After parts of New Zealand experienced severe flooding in 2023, the topic of slash (fine woody debris generated by logging and forestry activity) and its impact was being debated publicly in the media and was also the topic of many internal conversations at Scion.
Scion signed up for Datacom’s innovation series and put forward a variety of challenges to support staff to explore how New Zealand can overcome big challenges like slash all while enhancing the work of Scion’s existing impact areas to transform ecosystems and strengthen the foundations for a sustainable future.
Scion participants came from right across the organisation – from team leads, researchers and scientists, to finance and the CIO.
Datacom’s Director of Product Capability Mark Drysdale says organisations wanting to solve problems and unlock innovation need to engage their whole team.
“Innovation isn't going to come from an innovation department. It's going to come from being able to engage the whole workforce collectively and get the smarts of everyone top to bottom to solve the big business challenges. Very rarely is it solved by the executive team or an innovation arm of the business – it is solved by everyone coming together.”
“We understand that every organisation is different, and the challenges faced change and evolve. Creating a supportive environment where employees can step out of their comfort zones and explore something different enhances their professional skills while making them feel part of something special,” says Husain. “As an extra benefit of this engagement, employees from across the organisation meet others with different skillsets and collaborate on a shared problem, an opportunity that they may not have in their BAU roles.”
There are other longer term benefits too, that come from participants applying the skills they have learned in their day-to-day work and sharing these skills with their colleagues and wider organisation.

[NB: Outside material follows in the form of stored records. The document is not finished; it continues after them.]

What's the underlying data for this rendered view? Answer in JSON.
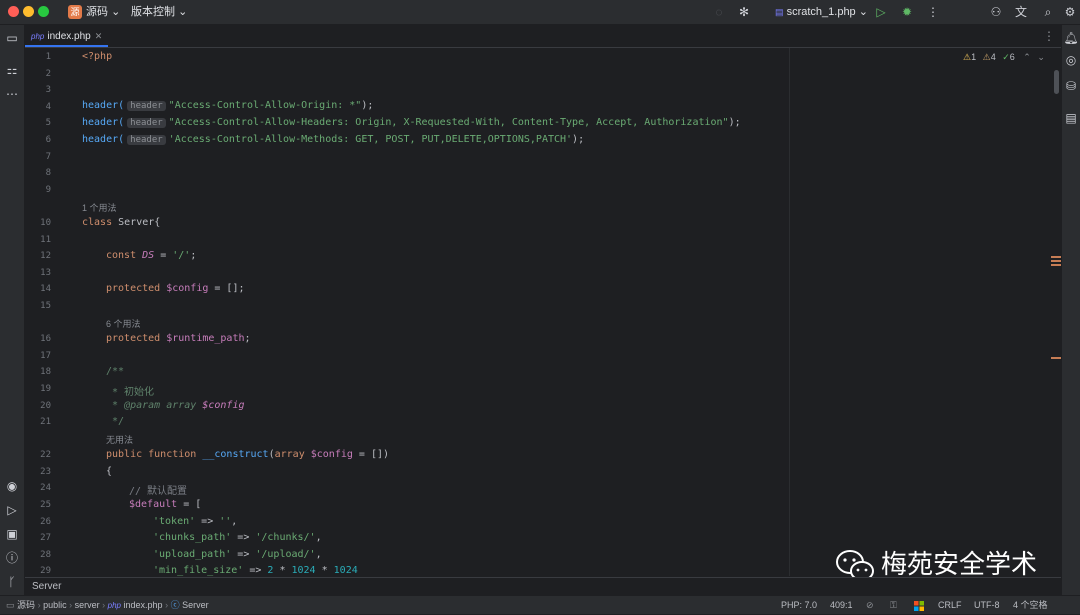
{
  "toolbar": {
    "project_badge": "源",
    "project_name": "源码",
    "vcs_label": "版本控制",
    "run_config": "scratch_1.php"
  },
  "tabs": [
    {
      "badge": "php",
      "label": "index.php"
    }
  ],
  "inspections": {
    "warnings": "1",
    "weak_warnings": "4",
    "ok": "6"
  },
  "editor": {
    "line_numbers": [
      "1",
      "2",
      "3",
      "4",
      "5",
      "6",
      "7",
      "8",
      "9",
      "10",
      "11",
      "12",
      "13",
      "14",
      "15",
      "16",
      "17",
      "18",
      "19",
      "20",
      "21",
      "22",
      "23",
      "24",
      "25",
      "26",
      "27",
      "28",
      "29"
    ],
    "usage_hints": {
      "server": "1 个用法",
      "runtime_path": "6 个用法",
      "construct": "无用法"
    },
    "inlay_hint": "header",
    "lines": {
      "l1": "<?php",
      "l4_fn": "header(",
      "l4_str": "\"Access-Control-Allow-Origin: *\"",
      "l4_end": ");",
      "l5_fn": "header(",
      "l5_str": "\"Access-Control-Allow-Headers: Origin, X-Requested-With, Content-Type, Accept, Authorization\"",
      "l5_end": ");",
      "l6_fn": "header(",
      "l6_str": "'Access-Control-Allow-Methods: GET, POST, PUT,DELETE,OPTIONS,PATCH'",
      "l6_end": ");",
      "l10_kw": "class",
      "l10_rest": " Server{",
      "l12_kw": "const",
      "l12_const": "DS",
      "l12_eq": " = ",
      "l12_str": "'/'",
      "l12_end": ";",
      "l14_kw": "protected",
      "l14_var": "$config",
      "l14_rest": " = [];",
      "l16_kw": "protected",
      "l16_var": "$runtime_path",
      "l16_end": ";",
      "l18": "/**",
      "l19": " * 初始化",
      "l20_star": " * ",
      "l20_tag": "@param",
      "l20_type": " array ",
      "l20_var": "$config",
      "l21": " */",
      "l22_kw": "public function",
      "l22_fn": "__construct",
      "l22_p1": "(",
      "l22_kw2": "array",
      "l22_var": "$config",
      "l22_rest": " = [])",
      "l23": "{",
      "l24": "// 默认配置",
      "l25_var": "$default",
      "l25_rest": " = [",
      "l26_str": "'token'",
      "l26_op": " => ",
      "l26_val": "''",
      "l26_end": ",",
      "l27_str": "'chunks_path'",
      "l27_op": " => ",
      "l27_val": "'/chunks/'",
      "l27_end": ",",
      "l28_str": "'upload_path'",
      "l28_op": " => ",
      "l28_val": "'/upload/'",
      "l28_end": ",",
      "l29_str": "'min_file_size'",
      "l29_op": " => ",
      "l29_n1": "2",
      "l29_m1": " * ",
      "l29_n2": "1024",
      "l29_m2": " * ",
      "l29_n3": "1024"
    }
  },
  "structure_bar": "Server",
  "breadcrumb": [
    "源码",
    "public",
    "server",
    "index.php",
    "Server"
  ],
  "status": {
    "php_version": "PHP: 7.0",
    "position": "409:1",
    "line_ending": "CRLF",
    "encoding": "UTF-8",
    "indent": "4 个空格"
  },
  "watermark_text": "梅苑安全学术",
  "colors": {
    "accent": "#3574f0",
    "keyword": "#cf8e6d",
    "string": "#6aab73",
    "function": "#56a8f5",
    "variable": "#c77dbb",
    "number": "#2aacb8"
  }
}
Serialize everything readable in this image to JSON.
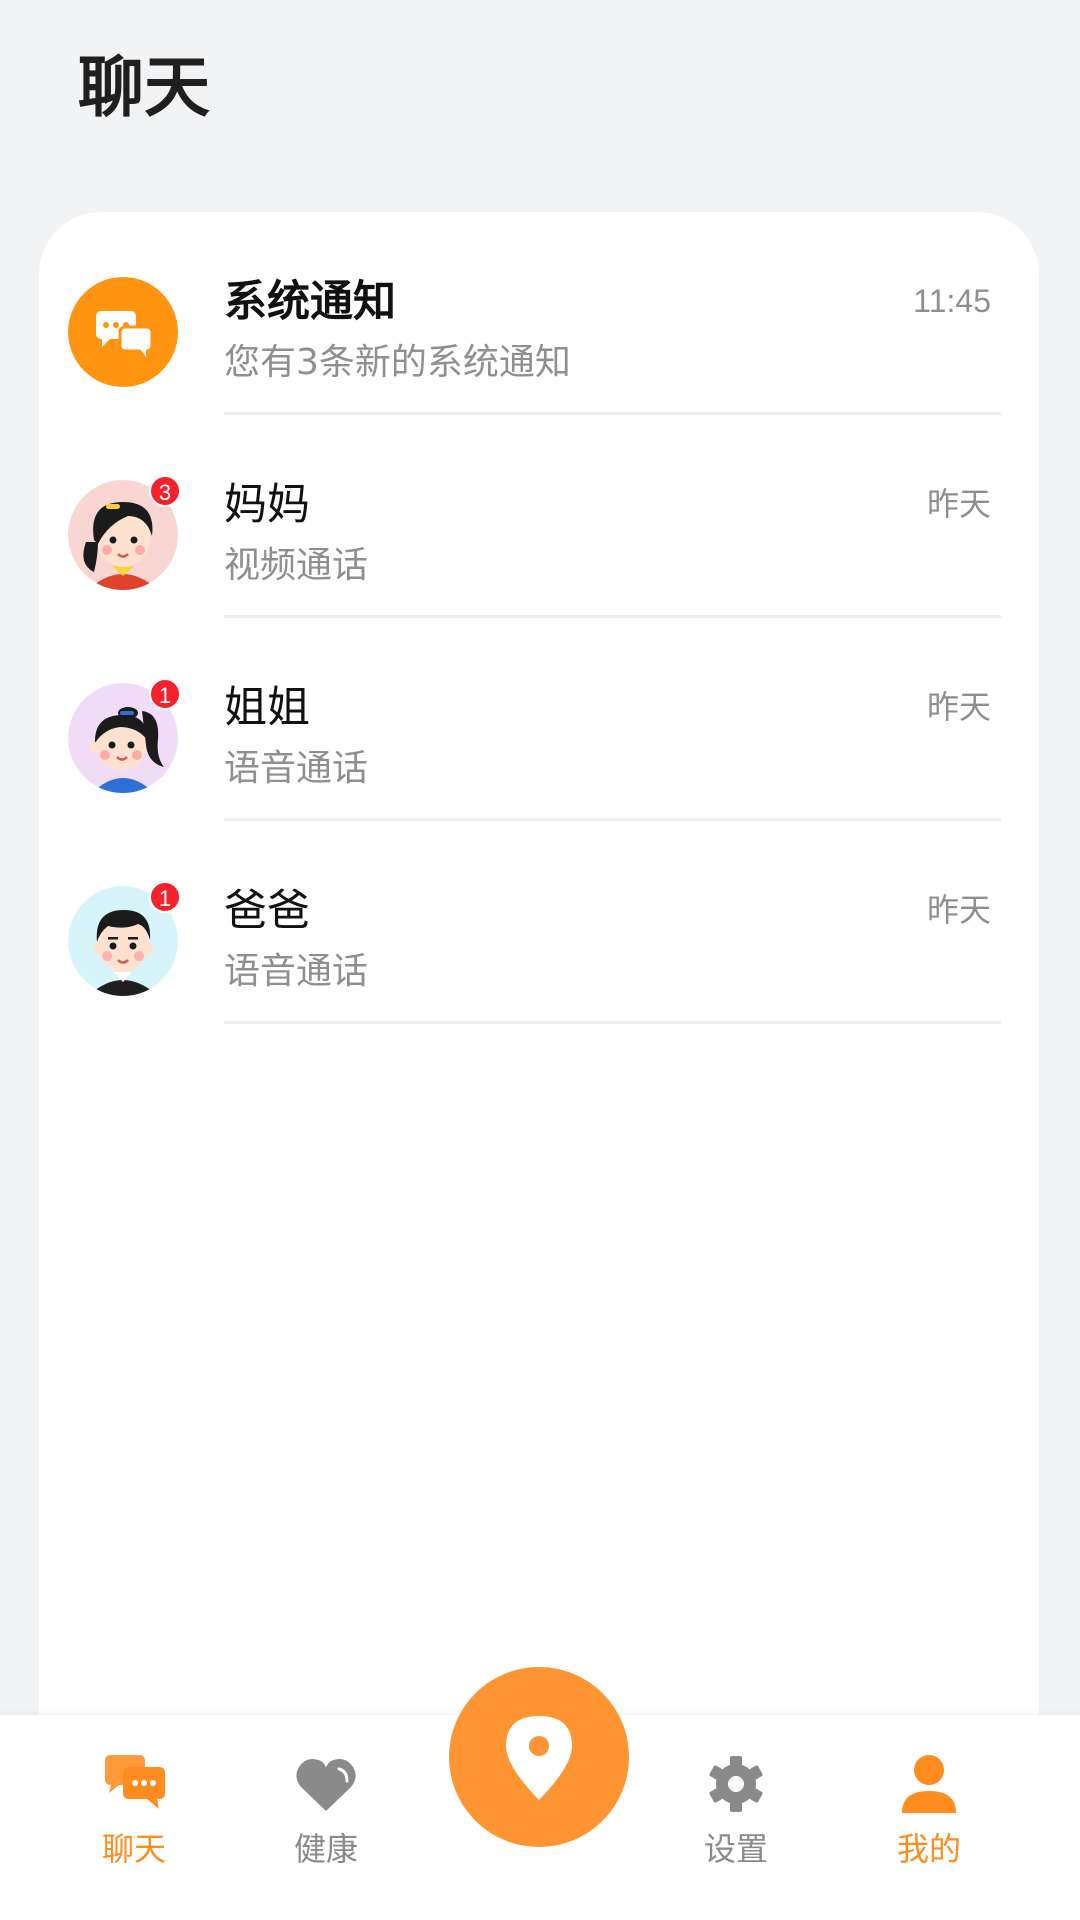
{
  "header": {
    "title": "聊天"
  },
  "conversations": [
    {
      "name": "系统通知",
      "subtitle": "您有3条新的系统通知",
      "time": "11:45",
      "badge": "",
      "avatar_icon": "chat-bubbles-icon"
    },
    {
      "name": "妈妈",
      "subtitle": "视频通话",
      "time": "昨天",
      "badge": "3",
      "avatar_icon": "mom-avatar"
    },
    {
      "name": "姐姐",
      "subtitle": "语音通话",
      "time": "昨天",
      "badge": "1",
      "avatar_icon": "sister-avatar"
    },
    {
      "name": "爸爸",
      "subtitle": "语音通话",
      "time": "昨天",
      "badge": "1",
      "avatar_icon": "dad-avatar"
    }
  ],
  "tabbar": {
    "chat_label": "聊天",
    "health_label": "健康",
    "location_icon": "location-pin-icon",
    "settings_label": "设置",
    "mine_label": "我的"
  },
  "colors": {
    "accent": "#ff8c1f",
    "badge": "#f5222d",
    "background": "#f2f3f5"
  }
}
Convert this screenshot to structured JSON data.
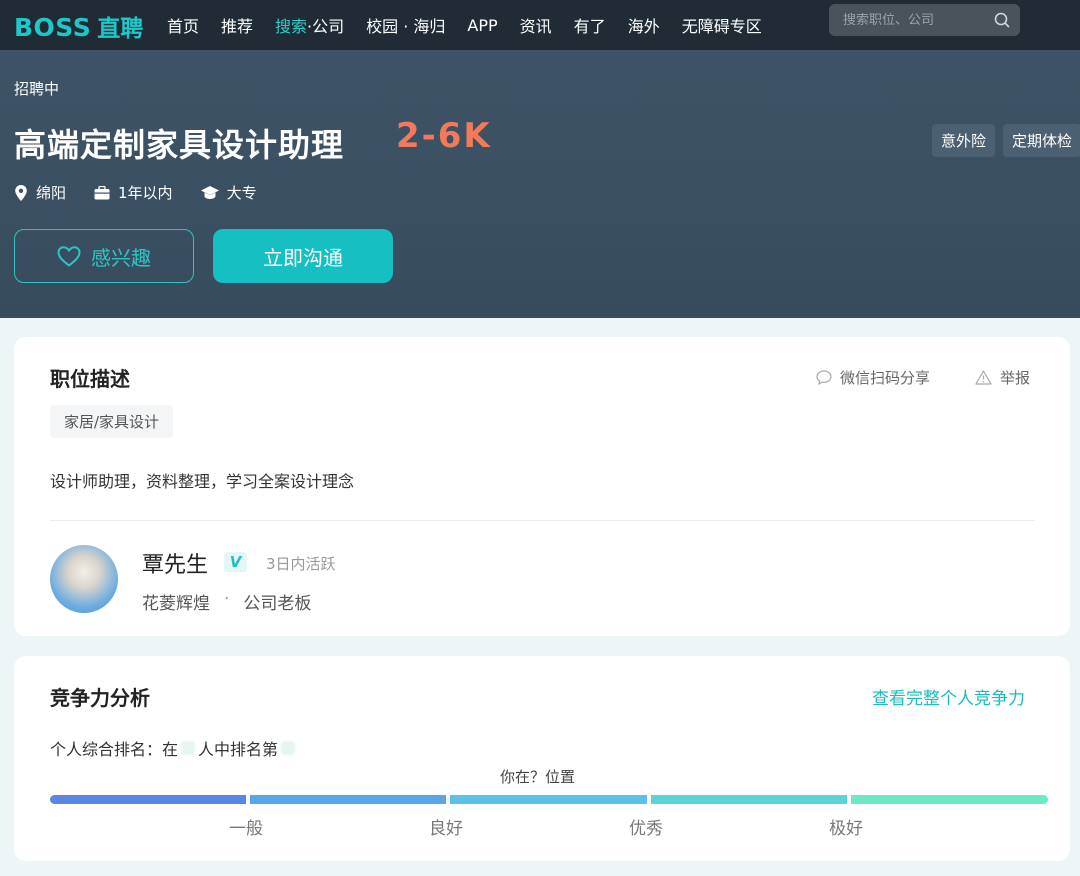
{
  "nav": {
    "logo_text": "BOSS",
    "logo_sub": "直聘",
    "items": [
      "首页",
      "推荐",
      "搜索",
      "·公司",
      "校园 · 海归",
      "APP",
      "资讯",
      "有了",
      "海外",
      "无障碍专区"
    ],
    "search_placeholder": "搜索职位、公司"
  },
  "job": {
    "status": "招聘中",
    "title": "高端定制家具设计助理",
    "salary": "2-6K",
    "location": "绵阳",
    "experience": "1年以内",
    "education": "大专",
    "benefits": [
      "意外险",
      "定期体检"
    ],
    "like_label": "感兴趣",
    "chat_label": "立即沟通"
  },
  "description": {
    "heading": "职位描述",
    "share_label": "微信扫码分享",
    "report_label": "举报",
    "tag": "家居/家具设计",
    "text": "设计师助理，资料整理，学习全案设计理念"
  },
  "recruiter": {
    "name": "覃先生",
    "verified_badge": "V",
    "active": "3日内活跃",
    "company": "花菱辉煌",
    "separator": "·",
    "role": "公司老板"
  },
  "competition": {
    "heading": "竞争力分析",
    "link": "查看完整个人竞争力",
    "rank_prefix": "个人综合排名：在",
    "rank_middle": "人中排名第",
    "position_label": "你在？位置",
    "levels": [
      "一般",
      "良好",
      "优秀",
      "极好"
    ]
  },
  "colors": {
    "accent": "#1ec8c8",
    "salary": "#f2795a",
    "nav_bg": "#202b35",
    "banner_bg": "#3d5266"
  }
}
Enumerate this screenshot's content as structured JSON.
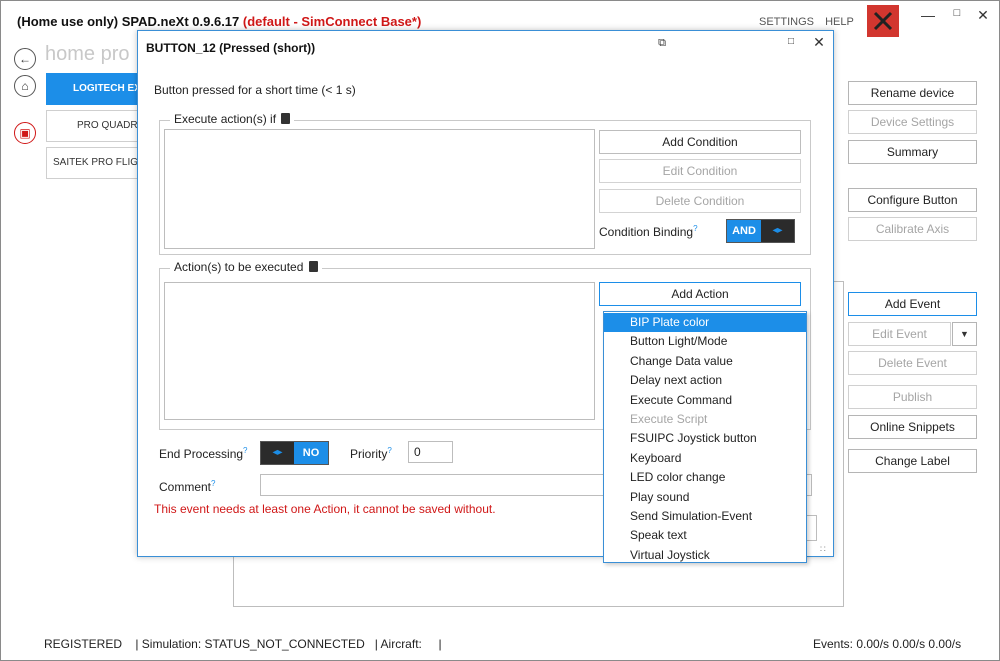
{
  "window": {
    "title_prefix": "(Home use only) SPAD.neXt 0.9.6.17 ",
    "title_suffix": "(default - SimConnect Base*)",
    "links": [
      "SETTINGS",
      "HELP"
    ],
    "min_glyph": "—",
    "max_glyph": "□",
    "close_glyph": "✕"
  },
  "nav": {
    "back_glyph": "←",
    "home_glyph": "⌂",
    "save_glyph": "▣",
    "home_text": "home  pro"
  },
  "devices": [
    "LOGITECH EXT",
    "PRO QUADRA",
    "SAITEK PRO FLIGHT"
  ],
  "side_buttons": {
    "rename": "Rename device",
    "device_settings": "Device Settings",
    "summary": "Summary",
    "configure": "Configure Button",
    "calibrate": "Calibrate Axis",
    "add_event": "Add Event",
    "edit_event": "Edit Event",
    "edit_event_arrow": "▼",
    "delete_event": "Delete Event",
    "publish": "Publish",
    "online_snippets": "Online Snippets",
    "change_label": "Change Label"
  },
  "status": {
    "left": "REGISTERED    | Simulation: STATUS_NOT_CONNECTED   | Aircraft:     |",
    "right": "Events: 0.00/s 0.00/s 0.00/s"
  },
  "dialog": {
    "title": "BUTTON_12 (Pressed (short))",
    "restore_glyph": "⧉",
    "max_glyph": "□",
    "close_glyph": "✕",
    "description": "Button pressed for a short time (< 1 s)",
    "conditions_group": "Execute action(s) if",
    "add_condition": "Add Condition",
    "edit_condition": "Edit Condition",
    "delete_condition": "Delete Condition",
    "condition_binding_label": "Condition Binding",
    "help_mark": "?",
    "arrows": "◂▸",
    "binding_value": "AND",
    "actions_group": "Action(s) to be executed",
    "add_action": "Add Action",
    "end_processing_label": "End Processing",
    "end_processing_value": "NO",
    "priority_label": "Priority",
    "priority_value": "0",
    "comment_label": "Comment",
    "error": "This event needs at least one Action, it cannot be saved without.",
    "grip": "∷"
  },
  "action_menu": [
    {
      "label": "BIP Plate color",
      "state": "selected"
    },
    {
      "label": "Button Light/Mode",
      "state": "normal"
    },
    {
      "label": "Change Data value",
      "state": "normal"
    },
    {
      "label": "Delay next action",
      "state": "normal"
    },
    {
      "label": "Execute Command",
      "state": "normal"
    },
    {
      "label": "Execute Script",
      "state": "disabled"
    },
    {
      "label": "FSUIPC Joystick button",
      "state": "normal"
    },
    {
      "label": "Keyboard",
      "state": "normal"
    },
    {
      "label": "LED color change",
      "state": "normal"
    },
    {
      "label": "Play sound",
      "state": "normal"
    },
    {
      "label": "Send Simulation-Event",
      "state": "normal"
    },
    {
      "label": "Speak text",
      "state": "normal"
    },
    {
      "label": "Virtual Joystick",
      "state": "normal"
    }
  ]
}
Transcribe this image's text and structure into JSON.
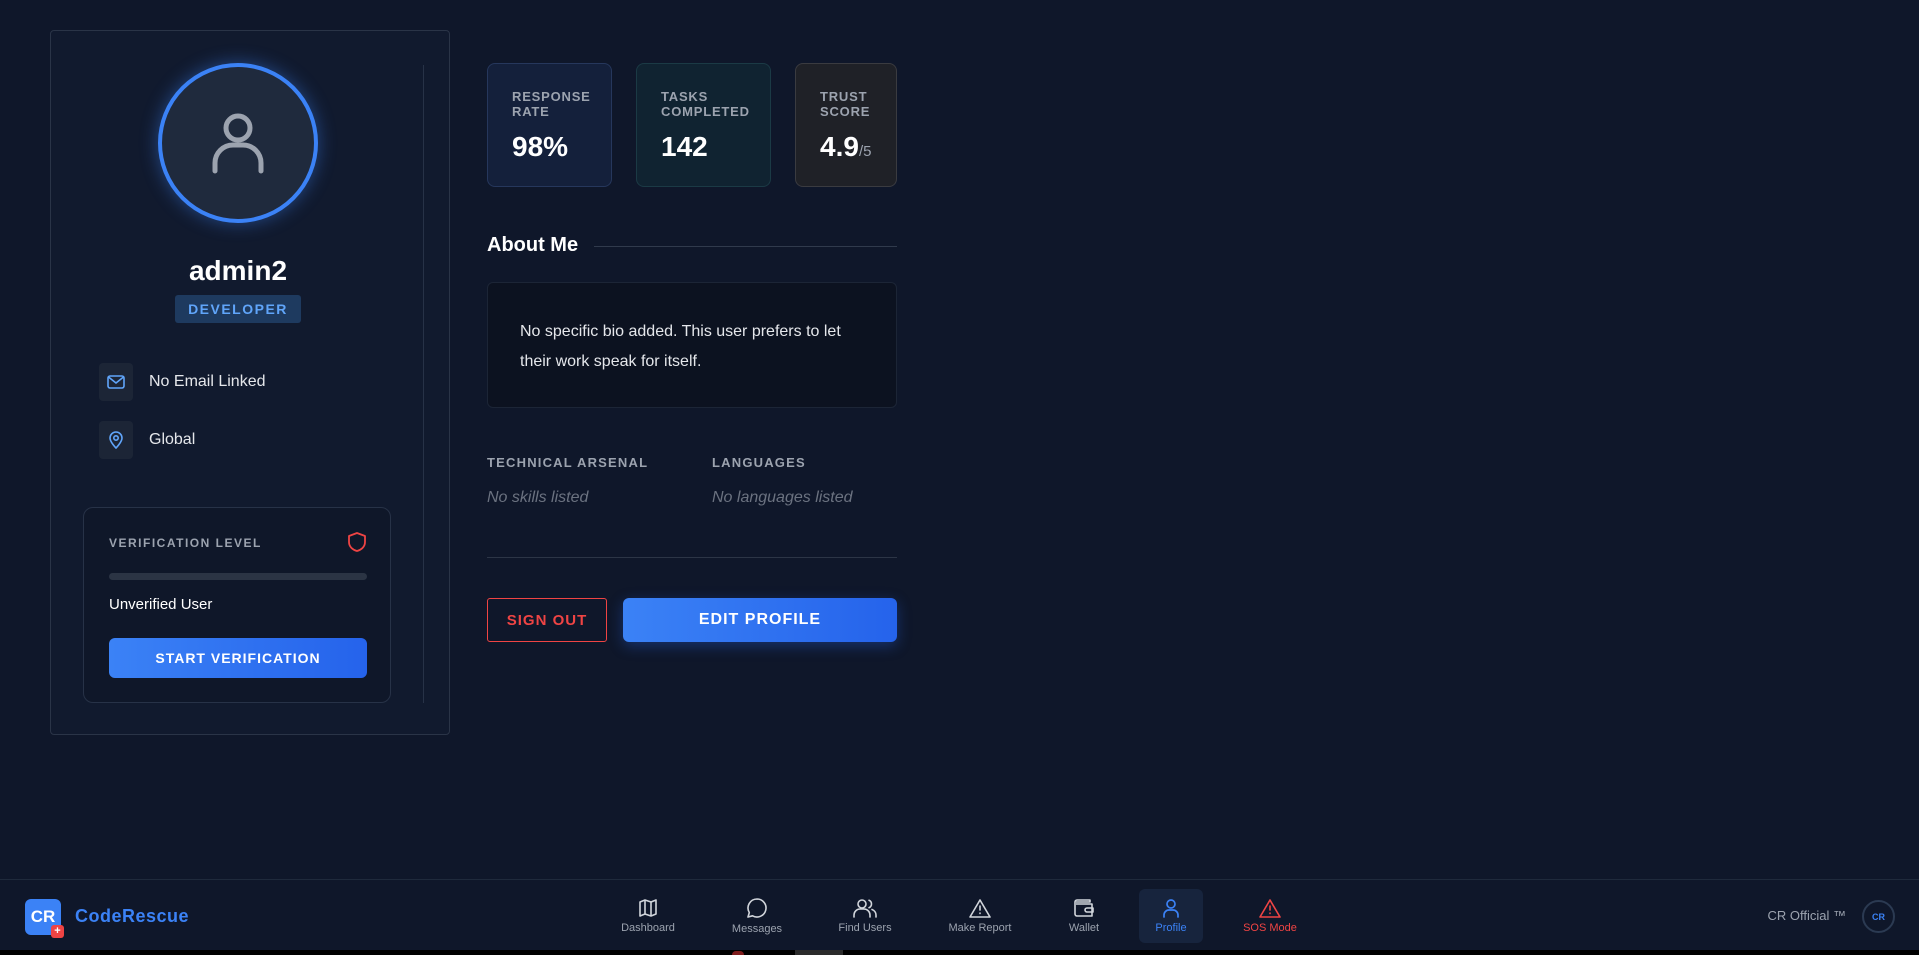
{
  "profile": {
    "username": "admin2",
    "role": "DEVELOPER",
    "email": "No Email Linked",
    "location": "Global",
    "verification": {
      "title": "VERIFICATION LEVEL",
      "progress_percent": 0,
      "status": "Unverified User",
      "button_label": "START VERIFICATION"
    }
  },
  "stats": [
    {
      "label": "RESPONSE RATE",
      "value": "98%",
      "suffix": ""
    },
    {
      "label": "TASKS COMPLETED",
      "value": "142",
      "suffix": ""
    },
    {
      "label": "TRUST SCORE",
      "value": "4.9",
      "suffix": "/5"
    }
  ],
  "about": {
    "title": "About Me",
    "bio": "No specific bio added. This user prefers to let their work speak for itself."
  },
  "sections": {
    "skills_label": "TECHNICAL ARSENAL",
    "skills_empty": "No skills listed",
    "languages_label": "LANGUAGES",
    "languages_empty": "No languages listed"
  },
  "actions": {
    "sign_out": "SIGN OUT",
    "edit_profile": "EDIT PROFILE"
  },
  "nav": {
    "brand_logo": "CR",
    "brand_name": "CodeRescue",
    "items": [
      {
        "label": "Dashboard",
        "icon": "map-icon"
      },
      {
        "label": "Messages",
        "icon": "message-icon"
      },
      {
        "label": "Find Users",
        "icon": "users-icon"
      },
      {
        "label": "Make Report",
        "icon": "alert-triangle-icon"
      },
      {
        "label": "Wallet",
        "icon": "wallet-icon"
      },
      {
        "label": "Profile",
        "icon": "user-icon",
        "active": true
      },
      {
        "label": "SOS Mode",
        "icon": "sos-alert-icon"
      }
    ],
    "official": "CR Official ™",
    "badge": "CR"
  },
  "colors": {
    "background": "#0f172a",
    "accent": "#3b82f6",
    "danger": "#ef4444",
    "muted": "#9ca3af"
  }
}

“Being able to apply design principles to form big ideas and understanding how to use design sprints to iterate and develop these ideas is a powerful tool to take back into your organisation. It changes innovation from an abstract concept into a process that people can use to develop their ideas into something tangible that can create value.”